While rack and cabinet densities increase in data centers, so does the need for cooling and heat removal. Cooling IT equipment in data centres is a critical aspect of data centre operations. The heat generated by IT equipment must be effectively removed to ensure that the equipment operates within safe temperature ranges and to prevent equipment failure. According to a study by the Uptime Institute, cooling accounts for 40% of the energy consumed by data centers.
When selecting a cooling system for a data center, there are several things you must consider:
Cooling capacity: The cooling system must be able to handle the heat load generated by the servers and other equipment.
Efficiency: The cooling system should be as energy efficient as possible to minimize operating costs.
Scalability: The cooling system should be able to easily expand as the data center grows.
Redundancy: The cooling system should have redundant components to ensure continuity of operations in the event of failure.
Flexibility: The cooling system should be able to adapt to different conditions and configurations.

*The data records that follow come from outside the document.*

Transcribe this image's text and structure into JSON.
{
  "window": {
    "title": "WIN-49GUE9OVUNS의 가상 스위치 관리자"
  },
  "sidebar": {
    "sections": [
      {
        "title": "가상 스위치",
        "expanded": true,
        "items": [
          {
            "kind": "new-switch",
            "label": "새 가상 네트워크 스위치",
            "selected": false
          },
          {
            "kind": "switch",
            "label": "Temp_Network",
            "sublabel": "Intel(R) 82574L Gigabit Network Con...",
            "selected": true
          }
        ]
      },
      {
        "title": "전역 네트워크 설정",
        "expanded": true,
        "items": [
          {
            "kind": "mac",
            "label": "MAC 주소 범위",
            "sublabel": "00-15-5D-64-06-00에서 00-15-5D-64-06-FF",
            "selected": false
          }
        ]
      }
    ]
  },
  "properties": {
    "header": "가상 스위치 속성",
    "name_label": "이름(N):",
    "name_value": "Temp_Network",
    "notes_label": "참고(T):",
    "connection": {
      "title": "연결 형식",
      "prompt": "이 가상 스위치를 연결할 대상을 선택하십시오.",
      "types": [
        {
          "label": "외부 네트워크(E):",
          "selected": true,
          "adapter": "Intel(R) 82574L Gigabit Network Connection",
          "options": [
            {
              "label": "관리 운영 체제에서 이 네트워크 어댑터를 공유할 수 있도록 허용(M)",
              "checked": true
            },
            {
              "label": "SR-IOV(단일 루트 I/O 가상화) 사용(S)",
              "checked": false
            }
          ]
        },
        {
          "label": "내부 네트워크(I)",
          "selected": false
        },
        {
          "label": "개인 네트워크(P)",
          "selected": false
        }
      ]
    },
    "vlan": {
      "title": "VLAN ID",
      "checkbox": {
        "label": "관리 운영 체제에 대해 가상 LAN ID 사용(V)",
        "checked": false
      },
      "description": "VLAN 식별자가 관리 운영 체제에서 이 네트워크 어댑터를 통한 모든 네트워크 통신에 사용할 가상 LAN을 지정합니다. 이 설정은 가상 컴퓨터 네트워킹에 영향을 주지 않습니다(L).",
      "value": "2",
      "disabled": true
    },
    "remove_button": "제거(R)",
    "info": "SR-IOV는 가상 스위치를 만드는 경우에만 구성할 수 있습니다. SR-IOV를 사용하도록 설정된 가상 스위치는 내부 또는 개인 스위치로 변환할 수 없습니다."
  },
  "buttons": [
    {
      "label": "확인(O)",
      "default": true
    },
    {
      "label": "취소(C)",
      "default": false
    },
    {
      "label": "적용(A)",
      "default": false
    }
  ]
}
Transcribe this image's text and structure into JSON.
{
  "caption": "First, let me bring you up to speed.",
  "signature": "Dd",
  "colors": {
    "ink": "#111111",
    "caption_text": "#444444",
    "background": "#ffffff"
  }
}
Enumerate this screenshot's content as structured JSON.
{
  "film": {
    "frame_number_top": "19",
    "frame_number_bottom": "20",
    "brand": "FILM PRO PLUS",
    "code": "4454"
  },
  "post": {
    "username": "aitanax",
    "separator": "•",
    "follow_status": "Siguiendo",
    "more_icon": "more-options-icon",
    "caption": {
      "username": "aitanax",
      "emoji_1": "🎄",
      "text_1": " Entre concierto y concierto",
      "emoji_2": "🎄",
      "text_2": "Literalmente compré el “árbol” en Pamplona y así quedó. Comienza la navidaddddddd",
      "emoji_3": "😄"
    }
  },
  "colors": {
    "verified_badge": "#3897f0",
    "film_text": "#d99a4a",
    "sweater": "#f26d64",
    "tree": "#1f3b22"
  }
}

Maintenance: The cooling system should be easy to maintain and have a low cost of ownership.
Environmental Impact: The cooling system should have minimal environmental impact and be sustainable.
One of the most common methods used for cooling data centres is air conditioning. Air-conditioning units use a refrigeration cycle to remove heat from the air and transfer it to the outside environment. However, this method can be energy-intensive and costly. According to the US Department of Energy, data centres in the US consume an estimated 91 billion kilowatt-hours of electricity per year, with cooling accounting for a significant portion of that consumption.
Another cooling method that is gaining popularity in data centres is liquid cooling. Liquid cooling systems use coolants to transfer heat away from IT equipment and into a heat exchanger, where the heat is then dissipated into the outside environment. This method can be more energy-efficient than air conditioning and also allows for higher IT equipment density in a data center. According to the European Union's Joint Research Center, liquid cooling can reduce data centre cooling energy consumption by up to 95% compared to traditional air-conditioning methods.
Overall, cooling IT equipment in data centres is a critical aspect of data centre operations. With the increasing energy consumption of data centers, it is important that data center operators implement energy-efficient cooling methods such as liquid cooling and free cooling to reduce energy consumption and costs.